This is a good read...

That's an interesting example Franz.

Though... this is weird thought... I have been messing around with value historian and zoom blur/mask chains to manually track what the least blurred position should be with my mouse, and then just letting the zoom blur automate for play back. I've had interesting results, but I don't think I'm going to mess with it much more because of imminent GL Toolage...

One thing that came out of this is that it makes me realize that depth of field is also an undeniable visual phenomena, that you don't need to set out to "create" all of the time... for instance, in the post I did with the "inthebox" music visualizer qtz.... I note that when some things move quickly, and others move slowly within the same frame, and they are clearly positioned at different z values, a natural depth of field effect happens with the eye. I think this is amped up even more by the gradient edges/ field of view shifting in that particular case, and the fact that objects close in z move very quickly at parts, while some that are further away move slower and kind of percolate.

...I think that what makes the eye see the imperfection in these type of examples is that when objects are static, our own sense of depth of field is largely a byproduct of the difference between our direct line of sight, and our peripheral vision. We don't actually "see" this much blur, in this way (even though the cubes are moving, they aren't flying wildly out of our actual field of view)... it is more subtle and smooth I guess...

I would bet that examples like this would improve in perceived quality in direct correlation to how close the edges of the screen/blurred portion of the image is in line with our actual peripheral vision.

Could very well be wrong about everything I just wrote... just some thoughts.

capsaicin's picture
Re: hack-tastic

Any updates on this? I'd love something like, say, a DOF environment, which uses shaders rather than a Render In Image (for both CPU/GPU efficiency and a more accurate, photographic appearance) that I could just drop my whole 3D composition into. And then it could have published inputs for focal distance and focal depth.

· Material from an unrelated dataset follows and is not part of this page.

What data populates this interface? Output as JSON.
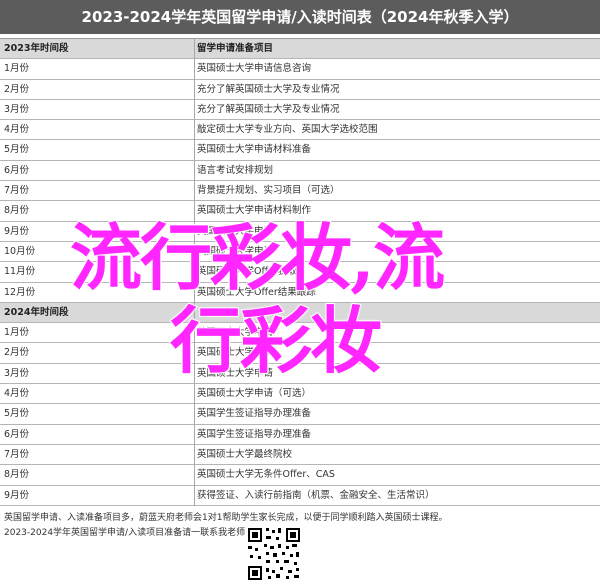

Is something like this possible? It probably is, but I'm a dunce with code, I wouldn't even know where to begin... is something like this down the pipeline for GL Tools or Kineme 3D?